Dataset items
# # # #

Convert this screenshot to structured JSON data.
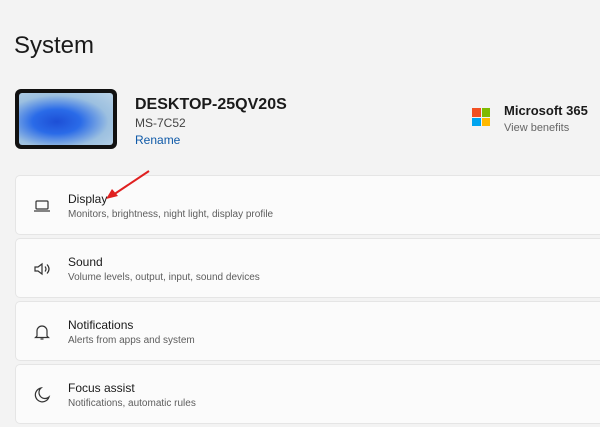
{
  "page": {
    "title": "System"
  },
  "device": {
    "name": "DESKTOP-25QV20S",
    "model": "MS-7C52",
    "rename_label": "Rename"
  },
  "promo": {
    "name": "Microsoft 365",
    "link": "View benefits",
    "logo_colors": [
      "#f25022",
      "#7fba00",
      "#00a4ef",
      "#ffb900"
    ]
  },
  "cards": [
    {
      "title": "Display",
      "subtitle": "Monitors, brightness, night light, display profile",
      "icon": "laptop-icon"
    },
    {
      "title": "Sound",
      "subtitle": "Volume levels, output, input, sound devices",
      "icon": "speaker-icon"
    },
    {
      "title": "Notifications",
      "subtitle": "Alerts from apps and system",
      "icon": "bell-icon"
    },
    {
      "title": "Focus assist",
      "subtitle": "Notifications, automatic rules",
      "icon": "moon-icon"
    }
  ],
  "annotation": {
    "color": "#e02020"
  }
}
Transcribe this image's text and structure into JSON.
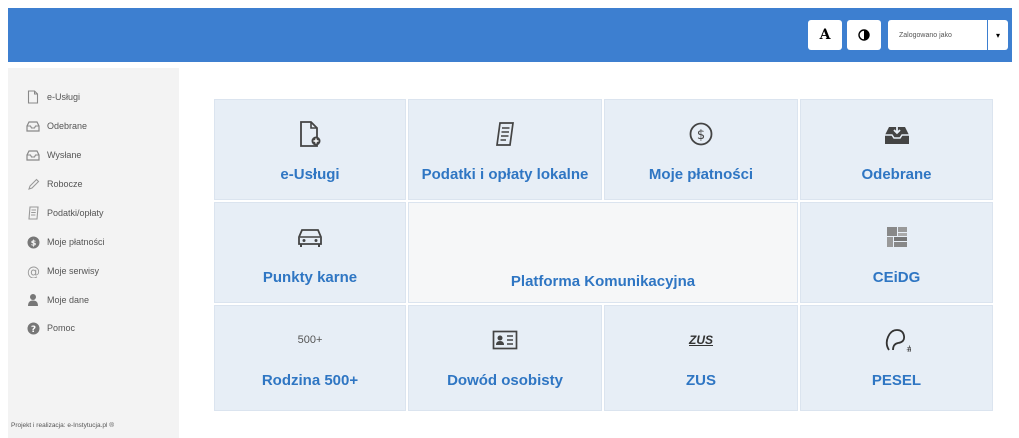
{
  "topbar": {
    "font_button_label": "A",
    "contrast_icon": "contrast-icon",
    "login_label": "Zalogowano jako",
    "menu_caret": "▾",
    "accent_color": "#3d7fd0"
  },
  "sidebar": {
    "items": [
      {
        "label": "e-Usługi",
        "icon": "document-icon"
      },
      {
        "label": "Odebrane",
        "icon": "inbox-icon"
      },
      {
        "label": "Wysłane",
        "icon": "outbox-icon"
      },
      {
        "label": "Robocze",
        "icon": "pencil-icon"
      },
      {
        "label": "Podatki/opłaty",
        "icon": "receipt-icon"
      },
      {
        "label": "Moje płatności",
        "icon": "dollar-icon"
      },
      {
        "label": "Moje serwisy",
        "icon": "at-icon"
      },
      {
        "label": "Moje dane",
        "icon": "user-icon"
      },
      {
        "label": "Pomoc",
        "icon": "help-icon"
      }
    ],
    "footer": "Projekt i realizacja: e-Instytucja.pl ®"
  },
  "tiles": [
    {
      "label": "e-Usługi",
      "icon": "document-add-icon"
    },
    {
      "label": "Podatki i opłaty lokalne",
      "icon": "receipt-icon"
    },
    {
      "label": "Moje płatności",
      "icon": "dollar-circle-icon"
    },
    {
      "label": "Odebrane",
      "icon": "inbox-download-icon"
    },
    {
      "label": "Punkty karne",
      "icon": "car-icon"
    },
    {
      "label": "Platforma Komunikacyjna",
      "icon": ""
    },
    {
      "label": "CEiDG",
      "icon": "ceidg-logo-icon"
    },
    {
      "label": "Rodzina 500+",
      "icon": "500-plus-icon",
      "icon_text": "500+"
    },
    {
      "label": "Dowód osobisty",
      "icon": "id-card-icon"
    },
    {
      "label": "ZUS",
      "icon": "zus-logo-icon",
      "icon_text": "ZUS"
    },
    {
      "label": "PESEL",
      "icon": "pesel-icon",
      "icon_text": "#"
    }
  ]
}
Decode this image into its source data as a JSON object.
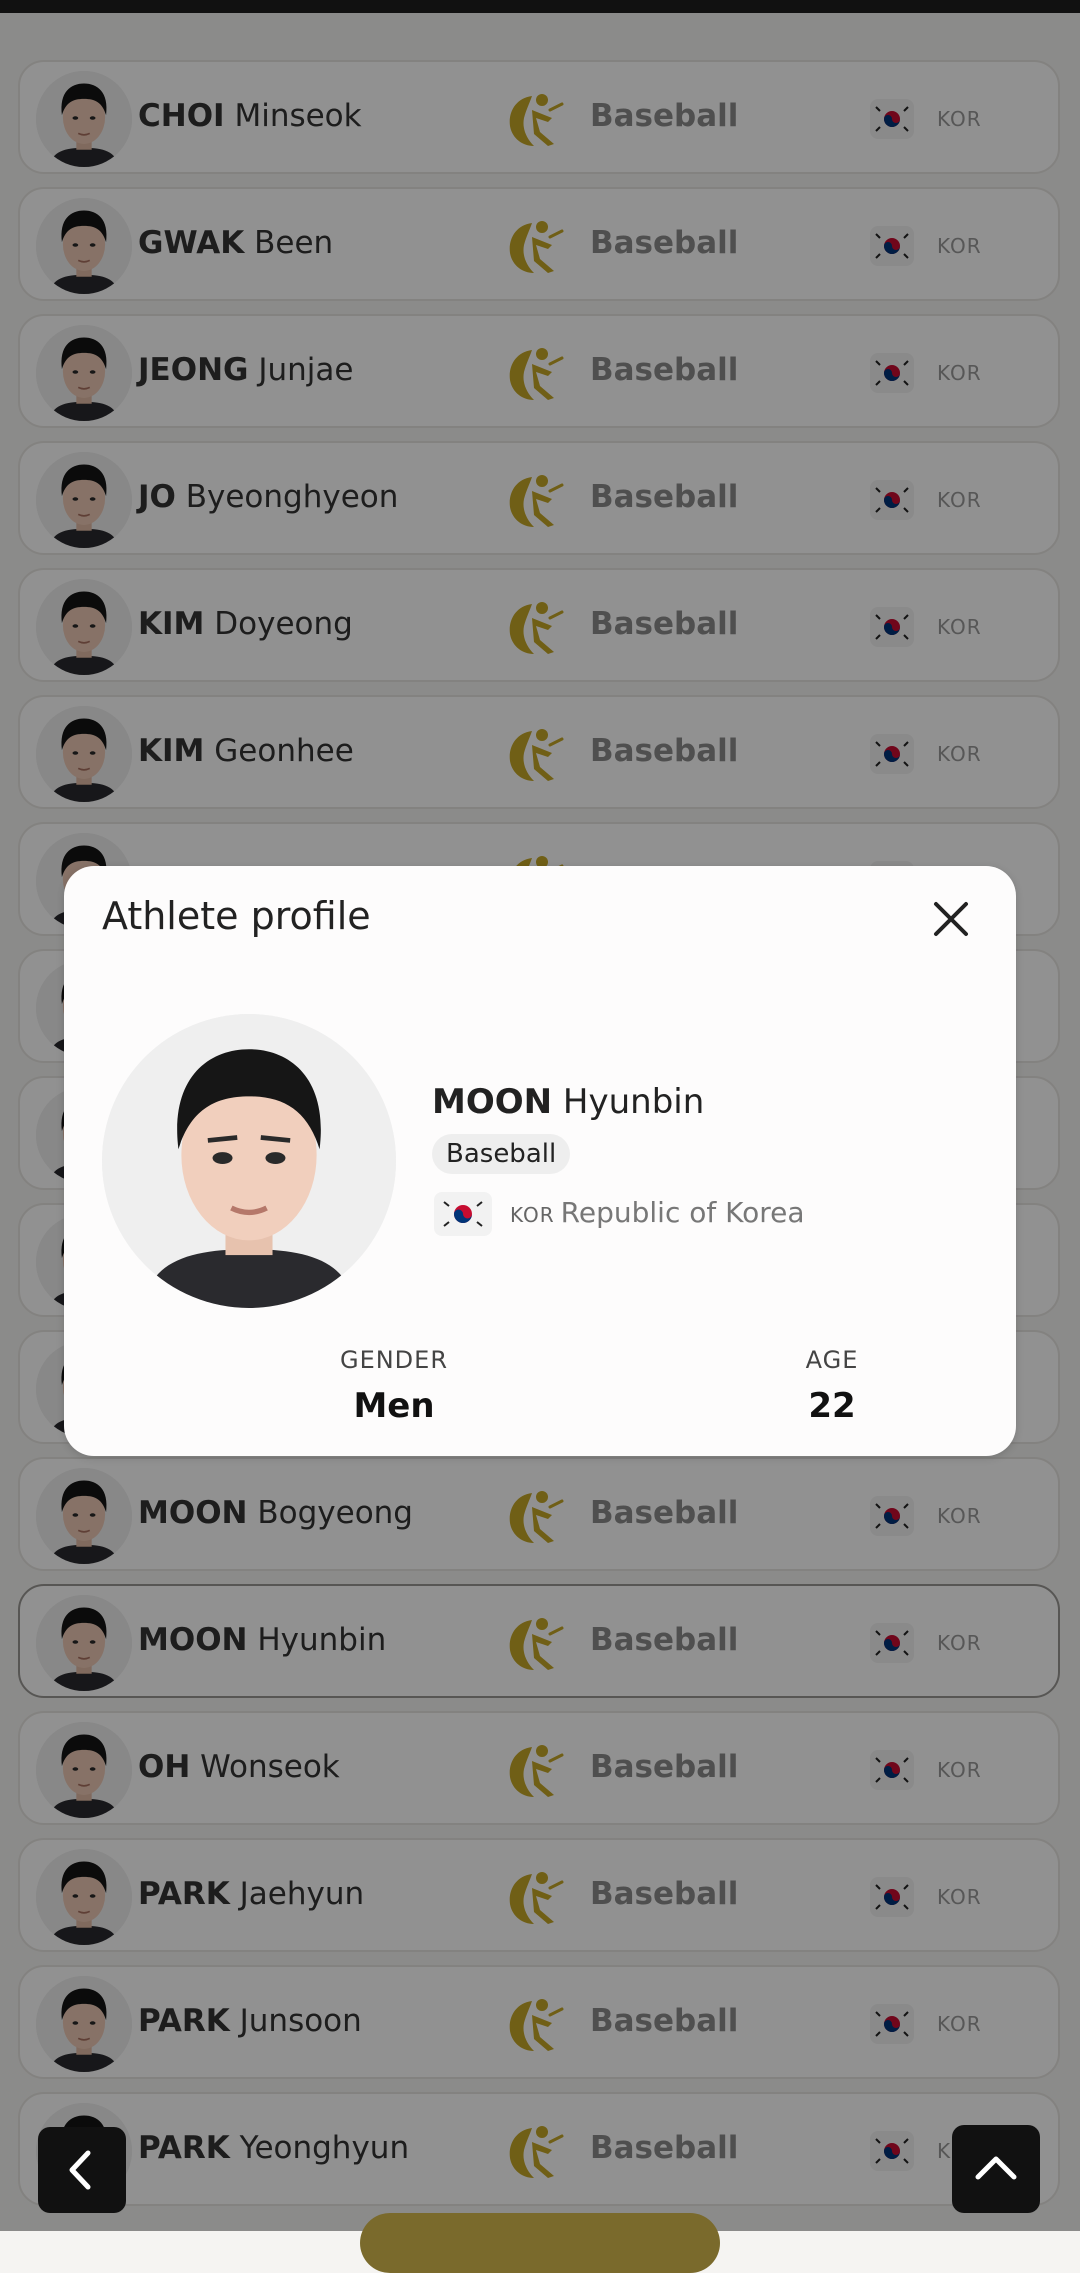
{
  "modal": {
    "title": "Athlete profile",
    "athlete": {
      "family_name": "MOON",
      "given_name": "Hyunbin",
      "sport": "Baseball",
      "noc": "KOR",
      "country": "Republic of Korea"
    },
    "stats": [
      {
        "label": "GENDER",
        "value": "Men"
      },
      {
        "label": "AGE",
        "value": "22"
      }
    ],
    "close_icon": "close-icon"
  },
  "list": {
    "rows": [
      {
        "family": "CHOI",
        "given": "Minseok",
        "sport": "Baseball",
        "noc": "KOR"
      },
      {
        "family": "GWAK",
        "given": "Been",
        "sport": "Baseball",
        "noc": "KOR"
      },
      {
        "family": "JEONG",
        "given": "Junjae",
        "sport": "Baseball",
        "noc": "KOR"
      },
      {
        "family": "JO",
        "given": "Byeonghyeon",
        "sport": "Baseball",
        "noc": "KOR"
      },
      {
        "family": "KIM",
        "given": "Doyeong",
        "sport": "Baseball",
        "noc": "KOR"
      },
      {
        "family": "KIM",
        "given": "Geonhee",
        "sport": "Baseball",
        "noc": "KOR"
      },
      {
        "family": "",
        "given": "",
        "sport": "",
        "noc": ""
      },
      {
        "family": "",
        "given": "",
        "sport": "",
        "noc": ""
      },
      {
        "family": "",
        "given": "",
        "sport": "",
        "noc": ""
      },
      {
        "family": "",
        "given": "",
        "sport": "",
        "noc": ""
      },
      {
        "family": "",
        "given": "",
        "sport": "",
        "noc": ""
      },
      {
        "family": "MOON",
        "given": "Bogyeong",
        "sport": "Baseball",
        "noc": "KOR"
      },
      {
        "family": "MOON",
        "given": "Hyunbin",
        "sport": "Baseball",
        "noc": "KOR",
        "selected": true
      },
      {
        "family": "OH",
        "given": "Wonseok",
        "sport": "Baseball",
        "noc": "KOR"
      },
      {
        "family": "PARK",
        "given": "Jaehyun",
        "sport": "Baseball",
        "noc": "KOR"
      },
      {
        "family": "PARK",
        "given": "Junsoon",
        "sport": "Baseball",
        "noc": "KOR"
      },
      {
        "family": "PARK",
        "given": "Yeonghyun",
        "sport": "Baseball",
        "noc": "K"
      }
    ]
  },
  "buttons": {
    "back_icon": "chevron-left-icon",
    "top_icon": "chevron-up-icon"
  },
  "colors": {
    "sport_gold": "#c6a827",
    "overlay": "rgba(0,0,0,0.43)",
    "modal_bg": "#fdfcfc"
  }
}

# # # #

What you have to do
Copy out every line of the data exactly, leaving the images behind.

Answer space
Convert this screenshot to structured JSON data.
{
  "page": {
    "title": "System"
  },
  "device": {
    "name": "DESKTOP-25QV20S",
    "model": "MS-7C52",
    "rename_label": "Rename"
  },
  "promo": {
    "name": "Microsoft 365",
    "link": "View benefits",
    "logo_colors": [
      "#f25022",
      "#7fba00",
      "#00a4ef",
      "#ffb900"
    ]
  },
  "cards": [
    {
      "title": "Display",
      "subtitle": "Monitors, brightness, night light, display profile",
      "icon": "laptop-icon"
    },
    {
      "title": "Sound",
      "subtitle": "Volume levels, output, input, sound devices",
      "icon": "speaker-icon"
    },
    {
      "title": "Notifications",
      "subtitle": "Alerts from apps and system",
      "icon": "bell-icon"
    },
    {
      "title": "Focus assist",
      "subtitle": "Notifications, automatic rules",
      "icon": "moon-icon"
    }
  ],
  "annotation": {
    "color": "#e02020"
  }
}
Transcribe this image's text and structure into JSON.
{
  "topbar": {
    "font_button_label": "A",
    "contrast_icon": "contrast-icon",
    "login_label": "Zalogowano jako",
    "menu_caret": "▾",
    "accent_color": "#3d7fd0"
  },
  "sidebar": {
    "items": [
      {
        "label": "e-Usługi",
        "icon": "document-icon"
      },
      {
        "label": "Odebrane",
        "icon": "inbox-icon"
      },
      {
        "label": "Wysłane",
        "icon": "outbox-icon"
      },
      {
        "label": "Robocze",
        "icon": "pencil-icon"
      },
      {
        "label": "Podatki/opłaty",
        "icon": "receipt-icon"
      },
      {
        "label": "Moje płatności",
        "icon": "dollar-icon"
      },
      {
        "label": "Moje serwisy",
        "icon": "at-icon"
      },
      {
        "label": "Moje dane",
        "icon": "user-icon"
      },
      {
        "label": "Pomoc",
        "icon": "help-icon"
      }
    ],
    "footer": "Projekt i realizacja: e-Instytucja.pl ®"
  },
  "tiles": [
    {
      "label": "e-Usługi",
      "icon": "document-add-icon"
    },
    {
      "label": "Podatki i opłaty lokalne",
      "icon": "receipt-icon"
    },
    {
      "label": "Moje płatności",
      "icon": "dollar-circle-icon"
    },
    {
      "label": "Odebrane",
      "icon": "inbox-download-icon"
    },
    {
      "label": "Punkty karne",
      "icon": "car-icon"
    },
    {
      "label": "Platforma Komunikacyjna",
      "icon": ""
    },
    {
      "label": "CEiDG",
      "icon": "ceidg-logo-icon"
    },
    {
      "label": "Rodzina 500+",
      "icon": "500-plus-icon",
      "icon_text": "500+"
    },
    {
      "label": "Dowód osobisty",
      "icon": "id-card-icon"
    },
    {
      "label": "ZUS",
      "icon": "zus-logo-icon",
      "icon_text": "ZUS"
    },
    {
      "label": "PESEL",
      "icon": "pesel-icon",
      "icon_text": "#"
    }
  ]
}
Decode this image into its source data as a JSON object.
{
  "modal": {
    "title": "Athlete profile",
    "athlete": {
      "family_name": "MOON",
      "given_name": "Hyunbin",
      "sport": "Baseball",
      "noc": "KOR",
      "country": "Republic of Korea"
    },
    "stats": [
      {
        "label": "GENDER",
        "value": "Men"
      },
      {
        "label": "AGE",
        "value": "22"
      }
    ],
    "close_icon": "close-icon"
  },
  "list": {
    "rows": [
      {
        "family": "CHOI",
        "given": "Minseok",
        "sport": "Baseball",
        "noc": "KOR"
      },
      {
        "family": "GWAK",
        "given": "Been",
        "sport": "Baseball",
        "noc": "KOR"
      },
      {
        "family": "JEONG",
        "given": "Junjae",
        "sport": "Baseball",
        "noc": "KOR"
      },
      {
        "family": "JO",
        "given": "Byeonghyeon",
        "sport": "Baseball",
        "noc": "KOR"
      },
      {
        "family": "KIM",
        "given": "Doyeong",
        "sport": "Baseball",
        "noc": "KOR"
      },
      {
        "family": "KIM",
        "given": "Geonhee",
        "sport": "Baseball",
        "noc": "KOR"
      },
      {
        "family": "",
        "given": "",
        "sport": "",
        "noc": ""
      },
      {
        "family": "",
        "given": "",
        "sport": "",
        "noc": ""
      },
      {
        "family": "",
        "given": "",
        "sport": "",
        "noc": ""
      },
      {
        "family": "",
        "given": "",
        "sport": "",
        "noc": ""
      },
      {
        "family": "",
        "given": "",
        "sport": "",
        "noc": ""
      },
      {
        "family": "MOON",
        "given": "Bogyeong",
        "sport": "Baseball",
        "noc": "KOR"
      },
      {
        "family": "MOON",
        "given": "Hyunbin",
        "sport": "Baseball",
        "noc": "KOR",
        "selected": true
      },
      {
        "family": "OH",
        "given": "Wonseok",
        "sport": "Baseball",
        "noc": "KOR"
      },
      {
        "family": "PARK",
        "given": "Jaehyun",
        "sport": "Baseball",
        "noc": "KOR"
      },
      {
        "family": "PARK",
        "given": "Junsoon",
        "sport": "Baseball",
        "noc": "KOR"
      },
      {
        "family": "PARK",
        "given": "Yeonghyun",
        "sport": "Baseball",
        "noc": "K"
      }
    ]
  },
  "buttons": {
    "back_icon": "chevron-left-icon",
    "top_icon": "chevron-up-icon"
  },
  "colors": {
    "sport_gold": "#c6a827",
    "overlay": "rgba(0,0,0,0.43)",
    "modal_bg": "#fdfcfc"
  }
}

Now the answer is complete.